From hieroglyphics to Isotype
cover design / mock-up, Otto Neurath / Isotype Institute, c.1944, (I.C. 3.2/87) | read more...
From 1943 until his death in December 1945, Otto Neurath worked tirelessly on numerous versions of an innovative 'visual autobiography' titled From hieroglyphics to Isotype. After his death, only extracts from the original text appeared in print: as 'From hieroglyphics to Isotypes' [sic] in Future books: the crowded scene (volume III, 1947), heavily edited by Neurath's widow, Marie Neurath, and the film-maker Paul Rotha; and later in Empiricism and sociology, edited by Marie Neurath and Robert S. Cohen (1973).
Otto Neurath initially conceived From hieroglyphics to Isotype as a 'PICTURE BOOK, with a few explanatory notes only', adding that its purpose would be to 'show the different sources from which Isotype has evolved'. He wanted to reveal Isotype's genealogy by penetrating to its roots, looking at heraldic, allegorical, tattoo and playing card symbols; military drawings and battle plans; maps; still and moving photographic images; and projection and perspective presentations - in total, looking at instances of how 'the visual elements of a comprehensive visual language combine'.
Having formulated his intentions, there followed a flurry of writing and research. Neurath collated his ideas by making notes piecemeal on small scraps of paper (above; I.C. 3.2/76), which were stuck together and appended to his first rough draft. He added extensive notes for the book's contents, and long, detailed lists of chapters and of illustrations to be included from his own extensive and rich collection of 18th- and 19th-century ephemera.
Early drafts of Neurath's text received less than favorable criticism from Wolfgang Foges, managing director of the book packager Adprint (handling the book's production), who regarded the text (only half-jokingly) as self-absorbed Isotype propaganda. Neurath was advised to focus on and expand the biographical notes featured in the book's epilogue 'Glimpses at a visual autobiography', and this he did with enthusiasm and aplomb. In subsequent drafts, Neurath thus shifted his emphasis from the evolution of Isotype to a personal exploration of the visual stimuli that had engaged, challenged and influenced his life and work.
To show his conception of the book, Neurath created two mock-ups of it, including a rough cover design (shown at top), exacting page layouts and numerous examples of illustrative material. He composed further extensive and exacting lists of illustrations from books, prints, periodicals and journals for inclusion. Simply put, Neurath wanted it to be a big book 'with lots of pictures'.

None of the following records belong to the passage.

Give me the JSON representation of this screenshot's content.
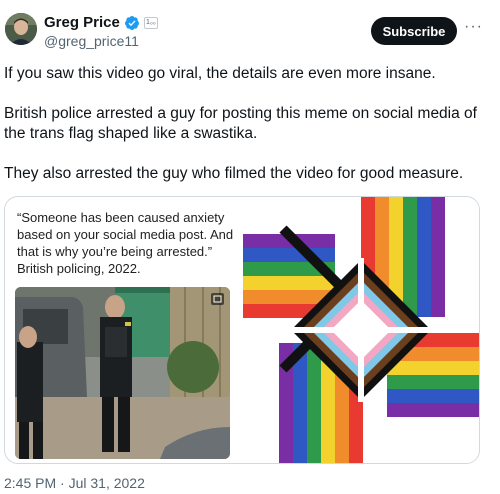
{
  "author": {
    "name": "Greg Price",
    "handle": "@greg_price11",
    "affiliate_badge": "1₀₀"
  },
  "actions": {
    "subscribe_label": "Subscribe",
    "more_label": "···"
  },
  "tweet": {
    "paragraphs": [
      "If you saw this video go viral, the details are even more insane.",
      "British police arrested a guy for posting this meme on social media of the trans flag shaped like a swastika.",
      "They also arrested the guy who filmed the video for good measure."
    ]
  },
  "media": {
    "caption_quote": "“Someone has been caused anxiety based on your social media post. And that is why you’re being arrested.”",
    "caption_attribution": "British policing, 2022."
  },
  "timestamp": "2:45 PM · Jul 31, 2022",
  "colors": {
    "verified": "#1d9bf0",
    "secondary_text": "#536471",
    "subscribe_bg": "#0f1419"
  },
  "icons": [
    "verified-badge-icon",
    "more-options-icon",
    "affiliate-badge-icon"
  ]
}
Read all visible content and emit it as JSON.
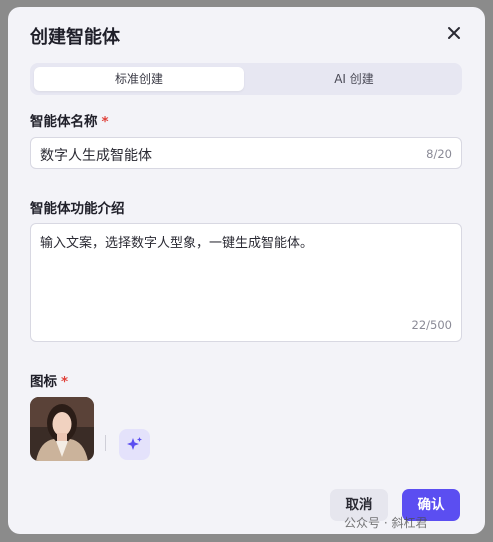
{
  "dialog": {
    "title": "创建智能体",
    "close_icon": "close-icon"
  },
  "tabs": [
    {
      "label": "标准创建",
      "active": true
    },
    {
      "label": "AI 创建",
      "active": false
    }
  ],
  "name_field": {
    "label": "智能体名称",
    "required_mark": "*",
    "value": "数字人生成智能体",
    "counter": "8/20"
  },
  "description_field": {
    "label": "智能体功能介绍",
    "value": "输入文案，选择数字人型象，一键生成智能体。",
    "counter": "22/500"
  },
  "icon_field": {
    "label": "图标",
    "required_mark": "*",
    "avatar_icon": "avatar-image",
    "ai_generate_icon": "sparkle-icon"
  },
  "footer": {
    "cancel_label": "取消",
    "confirm_label": "确认"
  },
  "watermark": "公众号 · 斜杠君",
  "colors": {
    "accent": "#5b4ef1",
    "required": "#e0413a",
    "background": "#f3f3f8"
  }
}
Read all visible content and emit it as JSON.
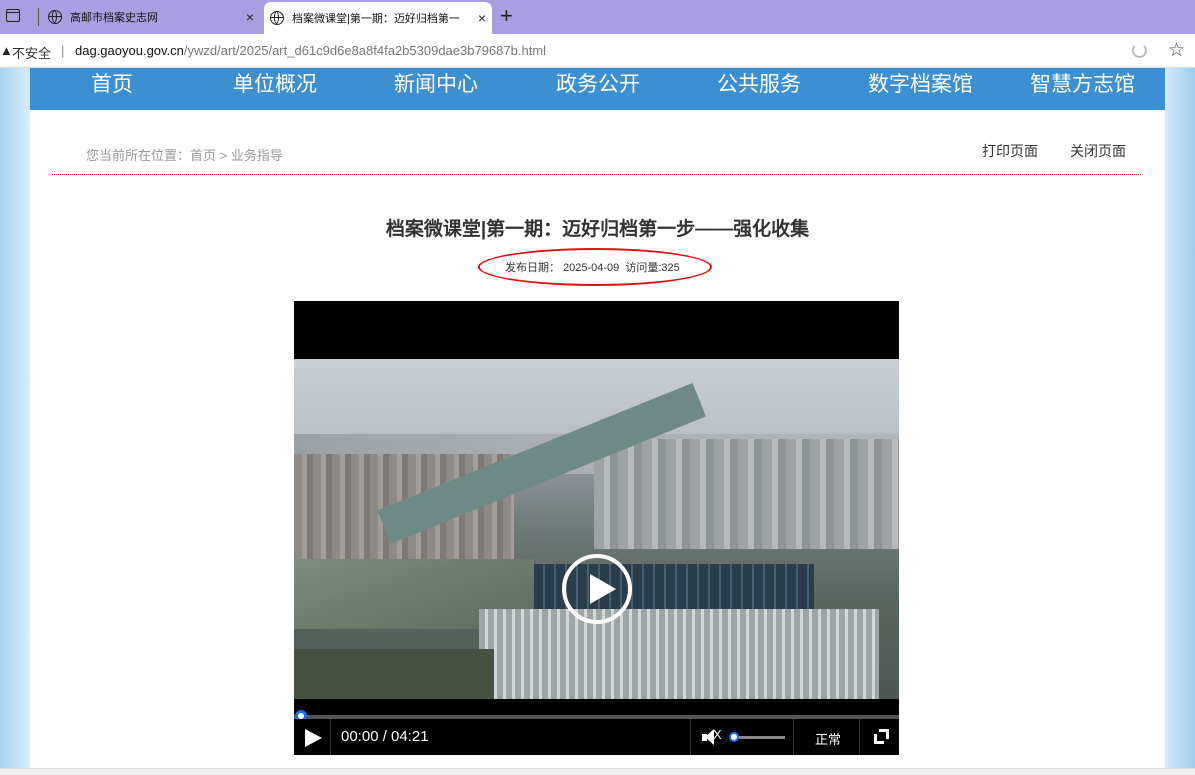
{
  "browser": {
    "tabs": [
      {
        "title": "高邮市档案史志网",
        "close": "×"
      },
      {
        "title": "档案微课堂|第一期：迈好归档第一",
        "close": "×"
      }
    ],
    "new_tab": "+",
    "security": "不安全",
    "separator": "|",
    "warn_glyph": "▲",
    "url_host": "dag.gaoyou.gov.cn",
    "url_path": "/ywzd/art/2025/art_d61c9d6e8a8f4fa2b5309dae3b79687b.html"
  },
  "nav": {
    "items": [
      "首页",
      "单位概况",
      "新闻中心",
      "政务公开",
      "公共服务",
      "数字档案馆",
      "智慧方志馆"
    ]
  },
  "breadcrumb": {
    "prefix": "您当前所在位置：",
    "home": "首页",
    "sep": " > ",
    "current": "业务指导"
  },
  "actions": {
    "print": "打印页面",
    "close": "关闭页面"
  },
  "article": {
    "title": "档案微课堂|第一期：迈好归档第一步——强化收集",
    "date_label": "发布日期：",
    "date": "2025-04-09",
    "views_label": "访问量:",
    "views": "325"
  },
  "video": {
    "time": "00:00 / 04:21",
    "rate": "正常",
    "mute_mark": "X",
    "progress": 0,
    "volume": 0
  }
}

Some sixty-five years on, work is now underway to collate the several variant texts of the visual autobiography held in the Otto and Marie Neurath Isotype Collection. The aim is to produce a judiciously edited and well-illustrated edition under the title From hieroglyphics to Isotype: a visual autobiography. Publication by Hyphen Press is planned for 2010. (ME)
area of research: Otto Neurath's 'visual autobiography' (Eve, Burke)